When I was a little boy, I was a voracious reader (still am!). One of my favorite places in the whole world was a little room in the corner of my grandparents’ basement, where my uncles all took turns living, as teenagers. On one wall was a set of home-made bookshelves that were filled with science-fiction and fantasy novels from the 50s and 60s. I believe that by the age of ten I had read all of Heinlein, Aasimov and Burroughs. Before I even got to Tolkien, Howard, Ellison and Lovecraft.
I learned about Dungeons & Dragons when I was in 7th grade, probably 1982. My friends had been given the Basic rules by older brothers that were going off to college. We fell in love with it all, the idea of this kind of game was so far beyond anything we knew. Better than a movie or a TV show or a book. Our imaginations were boundless and the sky was the limit!
We all took turns running Hack’n’Slash – Monty Haul – (and after we found Expedition to the Barrier Peaks!) – Sci-fi mashup campaigns. So much fun.
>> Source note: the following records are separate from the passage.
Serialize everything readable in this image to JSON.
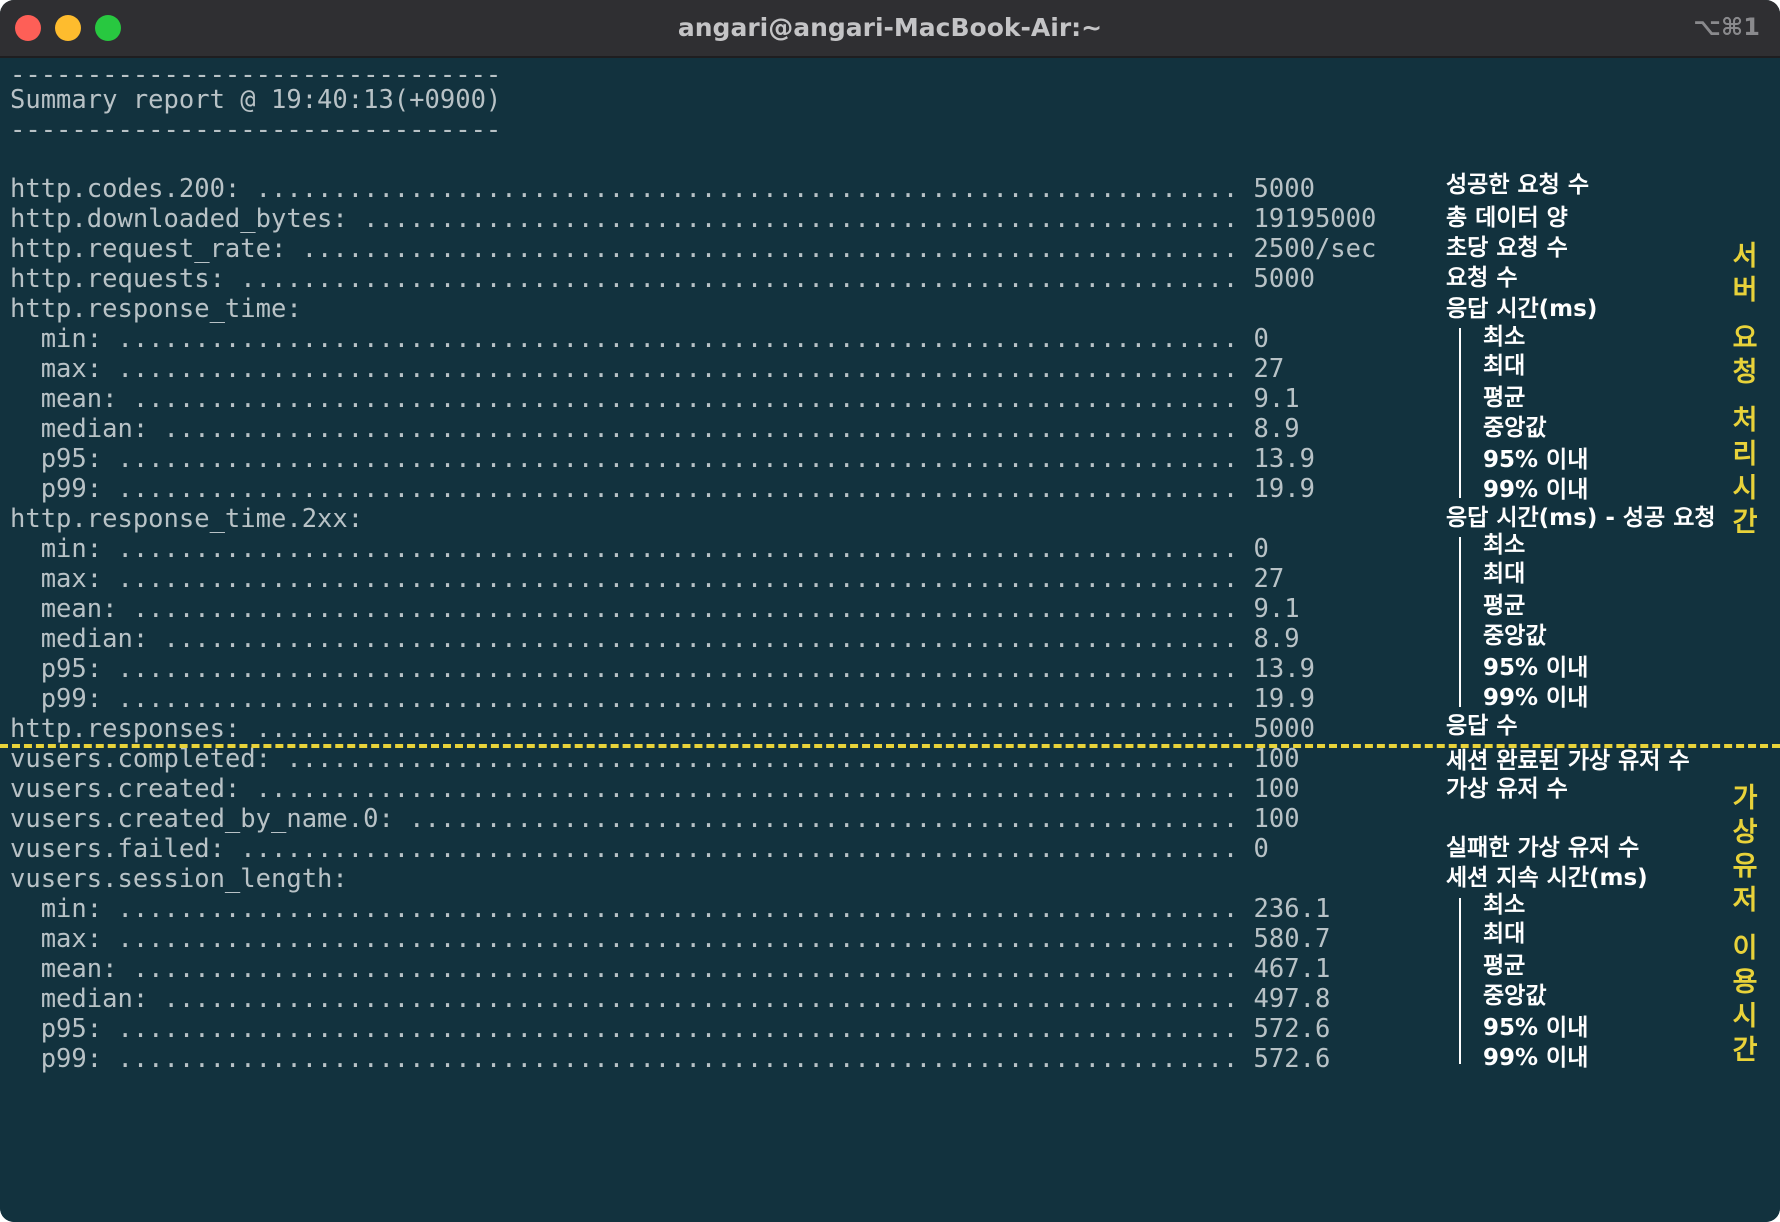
{
  "window": {
    "title": "angari@angari-MacBook-Air:~",
    "shortcut": "⌥⌘1"
  },
  "terminal": {
    "separator": "--------------------------------",
    "summary": "Summary report @ 19:40:13(+0900)",
    "lines": [
      "http.codes.200: ................................................................ 5000",
      "http.downloaded_bytes: ......................................................... 19195000",
      "http.request_rate: ............................................................. 2500/sec",
      "http.requests: ................................................................. 5000",
      "http.response_time:",
      "  min: ......................................................................... 0",
      "  max: ......................................................................... 27",
      "  mean: ........................................................................ 9.1",
      "  median: ...................................................................... 8.9",
      "  p95: ......................................................................... 13.9",
      "  p99: ......................................................................... 19.9",
      "http.response_time.2xx:",
      "  min: ......................................................................... 0",
      "  max: ......................................................................... 27",
      "  mean: ........................................................................ 9.1",
      "  median: ...................................................................... 8.9",
      "  p95: ......................................................................... 13.9",
      "  p99: ......................................................................... 19.9",
      "http.responses: ................................................................ 5000",
      "vusers.completed: .............................................................. 100",
      "vusers.created: ................................................................ 100",
      "vusers.created_by_name.0: ...................................................... 100",
      "vusers.failed: ................................................................. 0",
      "vusers.session_length:",
      "  min: ......................................................................... 236.1",
      "  max: ......................................................................... 580.7",
      "  mean: ........................................................................ 467.1",
      "  median: ...................................................................... 497.8",
      "  p95: ......................................................................... 572.6",
      "  p99: ......................................................................... 572.6"
    ]
  },
  "annotations": {
    "codes200": "성공한 요청 수",
    "downloaded_bytes": "총 데이터 양",
    "request_rate": "초당 요청 수",
    "requests": "요청 수",
    "response_time": "응답 시간(ms)",
    "response_time_2xx": "응답 시간(ms) - 성공 요청",
    "responses": "응답 수",
    "vusers_completed": "세션 완료된 가상 유저 수",
    "vusers_created": "가상 유저 수",
    "vusers_failed": "실패한 가상 유저 수",
    "session_length": "세션 지속 시간(ms)",
    "stats": {
      "min": "최소",
      "max": "최대",
      "mean": "평균",
      "median": "중앙값",
      "p95": "95% 이내",
      "p99": "99% 이내"
    },
    "side_server": [
      "서",
      "버",
      "",
      "요",
      "청",
      "",
      "처",
      "리",
      "시",
      "간"
    ],
    "side_vusers": [
      "가",
      "상",
      "유",
      "저",
      "",
      "이",
      "용",
      "시",
      "간"
    ]
  },
  "colors": {
    "background": "#12323e",
    "text": "#b8c2c6",
    "accent": "#e8d23a"
  }
}
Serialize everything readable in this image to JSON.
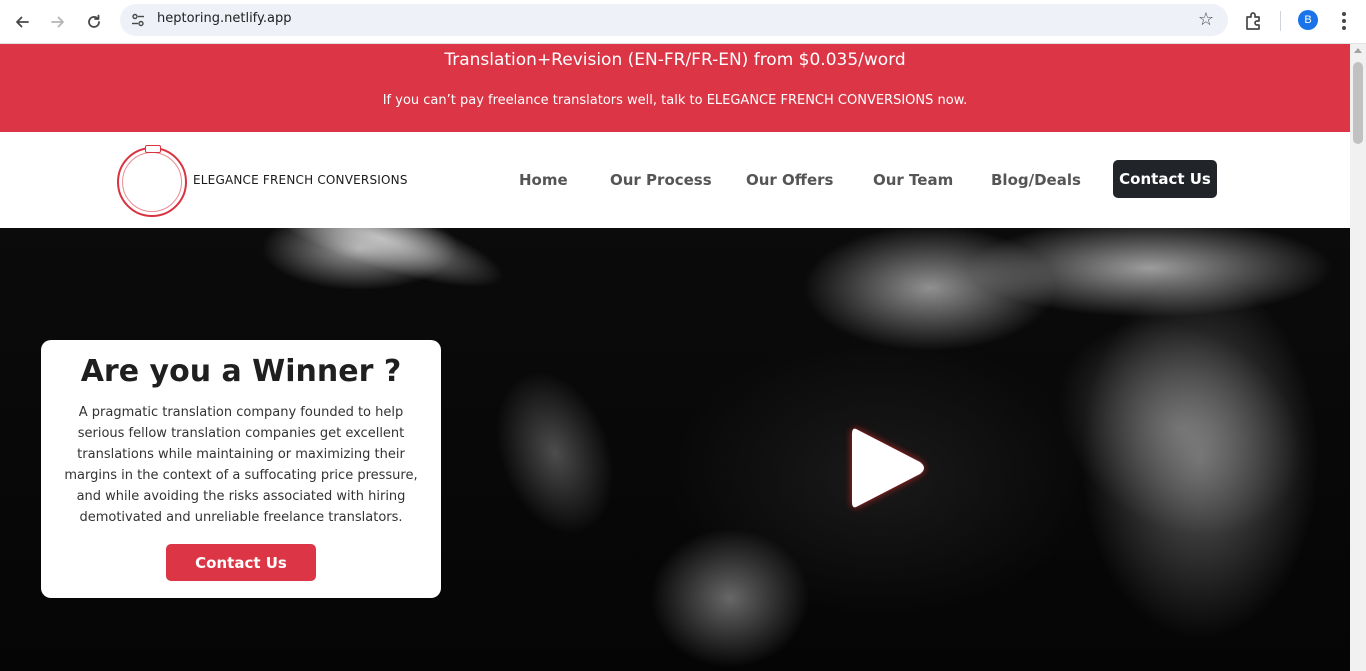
{
  "browser": {
    "url": "heptoring.netlify.app",
    "profile_initial": "B",
    "icons": [
      "back-icon",
      "forward-icon",
      "reload-icon",
      "site-settings-icon",
      "bookmark-star-icon",
      "extensions-icon",
      "menu-icon"
    ]
  },
  "banner": {
    "title": "Translation+Revision (EN-FR/FR-EN) from $0.035/word",
    "subtitle": "If you can’t pay freelance translators well, talk to ELEGANCE FRENCH CONVERSIONS now.",
    "color": "#dc3545"
  },
  "header": {
    "brand": "ELEGANCE FRENCH CONVERSIONS",
    "nav": [
      {
        "label": "Home"
      },
      {
        "label": "Our Process"
      },
      {
        "label": "Our Offers"
      },
      {
        "label": "Our Team"
      },
      {
        "label": "Blog/Deals"
      }
    ],
    "cta_label": "Contact Us"
  },
  "hero": {
    "title": "Are you a Winner ?",
    "text": "A pragmatic translation company founded to help serious fellow translation companies get excellent translations while maintaining or maximizing their margins in the context of a suffocating price pressure, and while avoiding the risks associated with hiring demotivated and unreliable freelance translators.",
    "cta_label": "Contact Us",
    "accent": "#dc3545"
  }
}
After college, when I had my own place and a job (that paid money!) I started playing again, ran two campaigns for two different groups, but both in the same world. they lasted about two years. Of course we did all the usual stuff: trying new classes from Dragon Magazine, tossing in ideas from Rolemaster and MERP, stealing powers and spell ideas from Champions. Then, as today, it was our table and we played how we wanted.
Then I got into miniature figures and tabletop wargaming. Played and played and before I knew it, 20-some years had gone by!
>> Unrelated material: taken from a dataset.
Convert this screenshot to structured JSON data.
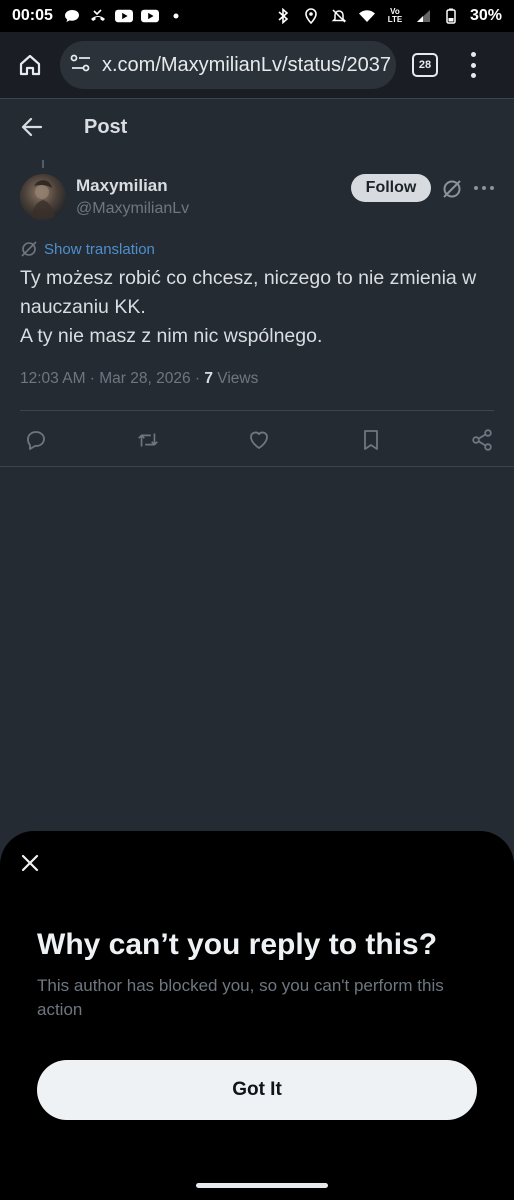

I haven’t played much of anything over the past few years, with moving around the country and jobs and all. But recently we moved, yet again, and I took a minute to look in some boxes I’d been lugging around for years. There was my old PHB and DMG and Greyhawk Gazeteer! So many memories. Why not take a look and see what is what with the hobby?
What a Difference a Generation Makes
So here I am now, all these years later, and I’m digging into the D&D I never really knew and understood. Playing catch-up on twenty years’ worth of game theory, scholarship and creativity. And also playing catch up on some other reading I’d never gotten around to: some of the resources in the old DMG – Appendix N.
I have to say, I love these old books, not only because they aren’t 600-page epics like the modern novel, but because I can read them and see their influence on so many other books, authors, and ultimately, the game of D&D itself. So, I took a look at that list and started gathering the books I hadn’t read, purely in the order in which people were discussing them online. Then, Oh! Look! Jeffro Johnson has a whole book about the books of Appendix N! How very meta.
I ordered it and when it was delivered on day 32 of the Plague Quarantine, I shared a pic on Twitter. One of my peeps asked if I’d share my thoughts as I went along… and that sounds like fun. So here we are!
As I read through each section of Johnson’s tome, I’ll pop in here and leave a few sentences on the Appendix N tag, with my thoughts and reactions. I have not read all of these books (and I must say I’m jealous of Jeffro Johnson!), yet, so how about if I start with the books I have read, then we’ll come back and discuss which books I should read next, based on what Johnson has to say in his review and analysis.
The first book and commentary I’m going to look at will be Three Hearts and Three Lions, by Poul Anderson, starting off this series on Monday.